- Your routing table could be wrong. A problem we sometimes encounter is when a server is on for example subnet 192.168.70.0/24 and the administrator of the server has decided that the subnet 192.168.70.0/24 should also be used for the VPN clients instead. This causes a conflict. The server’s operating system will now not know where to send traffic for 192.168.70.0/24 and may actually be getting stuck in a sort of a network loop now. To see if this is the case try service openvpnas stop. If the server then is responding on the network again with ping and SSH, but fails to respond when the Access Server service is working, then you have most likely created a subnet rule somewhere in the Access Server that conflict with your own local network. To resolve this, find the setting on the command line and alter it on the command line. Since you don’t know what you’re looking for exactly, this procedure here to dump the configuration to a text file, and later import it back to SQLite, may be the best method, but be sure to make backups first!
- In the case of a virtual platform like ESXi or such, it is possible that the name of the virtual switch has been altered at some point, but this wasn’t updated on the virtual machine itself. The virtual machine may then, after a reboot of the VM, not be able to attach to a virtual switch, and therefore have no connectivity at all.

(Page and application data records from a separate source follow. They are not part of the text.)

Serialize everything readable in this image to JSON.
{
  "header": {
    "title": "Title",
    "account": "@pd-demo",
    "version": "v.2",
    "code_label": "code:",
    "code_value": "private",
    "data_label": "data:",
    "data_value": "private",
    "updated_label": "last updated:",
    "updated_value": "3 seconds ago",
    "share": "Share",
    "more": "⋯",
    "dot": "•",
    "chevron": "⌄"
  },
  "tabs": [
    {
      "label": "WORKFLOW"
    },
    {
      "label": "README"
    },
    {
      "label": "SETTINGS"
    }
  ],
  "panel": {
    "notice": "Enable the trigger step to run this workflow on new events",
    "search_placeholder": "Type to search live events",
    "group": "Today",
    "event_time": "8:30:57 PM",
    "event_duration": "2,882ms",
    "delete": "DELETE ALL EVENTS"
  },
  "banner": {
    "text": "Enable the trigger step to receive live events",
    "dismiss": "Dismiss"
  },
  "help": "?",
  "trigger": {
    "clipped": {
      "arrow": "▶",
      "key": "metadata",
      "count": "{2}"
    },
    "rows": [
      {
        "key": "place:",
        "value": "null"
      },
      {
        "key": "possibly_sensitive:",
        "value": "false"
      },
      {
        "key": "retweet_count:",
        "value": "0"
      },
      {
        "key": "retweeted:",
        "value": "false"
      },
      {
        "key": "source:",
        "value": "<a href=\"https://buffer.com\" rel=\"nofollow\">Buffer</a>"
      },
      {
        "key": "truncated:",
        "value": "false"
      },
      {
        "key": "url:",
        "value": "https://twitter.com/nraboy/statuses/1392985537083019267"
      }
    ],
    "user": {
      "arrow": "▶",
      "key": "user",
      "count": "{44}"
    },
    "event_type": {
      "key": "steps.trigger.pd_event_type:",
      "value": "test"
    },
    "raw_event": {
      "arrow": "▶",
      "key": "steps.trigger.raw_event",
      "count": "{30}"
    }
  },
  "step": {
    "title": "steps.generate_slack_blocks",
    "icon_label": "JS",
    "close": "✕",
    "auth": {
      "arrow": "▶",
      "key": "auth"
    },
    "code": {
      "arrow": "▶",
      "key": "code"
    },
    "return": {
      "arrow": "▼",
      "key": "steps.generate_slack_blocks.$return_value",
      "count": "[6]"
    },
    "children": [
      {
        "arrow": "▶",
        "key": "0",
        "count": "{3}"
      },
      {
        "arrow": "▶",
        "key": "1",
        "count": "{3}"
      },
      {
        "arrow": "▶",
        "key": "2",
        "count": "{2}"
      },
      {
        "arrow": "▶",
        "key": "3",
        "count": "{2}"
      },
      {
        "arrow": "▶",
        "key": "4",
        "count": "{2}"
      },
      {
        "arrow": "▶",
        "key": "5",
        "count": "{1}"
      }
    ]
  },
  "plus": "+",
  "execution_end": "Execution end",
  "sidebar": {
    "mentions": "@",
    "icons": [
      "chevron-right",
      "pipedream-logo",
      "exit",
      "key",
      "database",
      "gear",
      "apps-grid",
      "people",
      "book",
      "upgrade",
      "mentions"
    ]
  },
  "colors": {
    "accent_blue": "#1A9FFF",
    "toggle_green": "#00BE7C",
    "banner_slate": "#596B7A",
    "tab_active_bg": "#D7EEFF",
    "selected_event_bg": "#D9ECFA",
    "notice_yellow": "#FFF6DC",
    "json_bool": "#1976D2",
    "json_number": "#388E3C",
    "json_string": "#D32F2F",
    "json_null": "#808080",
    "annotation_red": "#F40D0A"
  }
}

The solution here is to go into the virtual machine settings and go to the network interface settings, and select the proper virtual switch to connect to. It is also entirely possible that accidentally the wrong virtual switch was selected, so this is a thing to check when you’re dealing with a virtualization platform. Furthermore there’s usually the option to disconnect a virtual machine from the virtual switch, so if that’s done you’ll obviously want to make sure it is set to be connected now and at every next boot.
Cannot login to server OS itself
If you are faced with the problem that you cannot login to the server operating system itself, because you have lost the password, then you have a problem. In many cases it can be resolved with a password reset procedure for the Linux operating system you’re using. Usually this requires that you have access to the (virtual) console of the machine in question. If you have access to this through for example ESXi, HyperV, Proxmox, IPMI, DRAC, ILO, or the physical console, then you should be able to shut down the server, boot it up with a special parameter, and use a few commands to get things working again. If you look online for a root password reset procedure for your operating system, you will quickly find the steps to do a root password reset. On the Ubuntu/Debian systems this is usually the following procedure:
- Reboot the server.
- Hold the shift key down and wait for the blue GRUB boot loader screen to show up.
- Press E.
- Find the line that starts with linux and at the end of it add: rw init=/bin/bash
- Press ctrl+X and wait for it to boot.
- Type: passwd and hit enter.
- Enter your new password and press enter. Repeat it and press enter again.
- Reboot the server.
You should now be able to log in with root and the password you have just defined.
If you do not have access to the (virtual) console, like for example on Amazon AWS or Microsoft Azure or such, then you cannot perform a password reset. This server installation can then be considered to be in a similar state as a server installation total-loss situation unless you have some means of restoring root access.
(more information to be added shortly)